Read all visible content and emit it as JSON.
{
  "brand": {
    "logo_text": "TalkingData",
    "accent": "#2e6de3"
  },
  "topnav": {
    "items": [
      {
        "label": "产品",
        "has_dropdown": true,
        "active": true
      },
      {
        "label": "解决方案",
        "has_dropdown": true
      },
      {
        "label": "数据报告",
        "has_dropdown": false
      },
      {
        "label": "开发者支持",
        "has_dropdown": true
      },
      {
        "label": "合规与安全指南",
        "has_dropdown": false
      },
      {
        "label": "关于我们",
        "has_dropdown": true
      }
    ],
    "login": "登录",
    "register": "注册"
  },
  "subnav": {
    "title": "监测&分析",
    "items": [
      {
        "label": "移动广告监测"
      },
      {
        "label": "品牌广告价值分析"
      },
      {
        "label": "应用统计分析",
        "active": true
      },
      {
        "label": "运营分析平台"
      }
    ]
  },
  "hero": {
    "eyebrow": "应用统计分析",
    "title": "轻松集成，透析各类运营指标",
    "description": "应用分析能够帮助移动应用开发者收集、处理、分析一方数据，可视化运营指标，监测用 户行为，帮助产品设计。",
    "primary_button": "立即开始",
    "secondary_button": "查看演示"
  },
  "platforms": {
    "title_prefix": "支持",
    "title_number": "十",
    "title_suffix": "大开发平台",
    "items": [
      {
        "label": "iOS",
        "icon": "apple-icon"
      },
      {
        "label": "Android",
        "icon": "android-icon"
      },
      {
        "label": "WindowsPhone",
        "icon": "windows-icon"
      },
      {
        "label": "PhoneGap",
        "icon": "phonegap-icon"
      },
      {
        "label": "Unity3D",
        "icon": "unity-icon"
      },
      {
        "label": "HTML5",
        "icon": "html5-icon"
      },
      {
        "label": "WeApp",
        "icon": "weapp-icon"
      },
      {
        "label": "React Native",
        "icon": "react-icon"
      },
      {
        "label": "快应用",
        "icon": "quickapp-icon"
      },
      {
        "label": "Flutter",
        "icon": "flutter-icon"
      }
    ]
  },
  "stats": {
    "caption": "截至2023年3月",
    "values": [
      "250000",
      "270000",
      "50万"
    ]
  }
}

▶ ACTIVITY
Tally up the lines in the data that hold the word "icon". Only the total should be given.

▶ COMPLETED TASK
10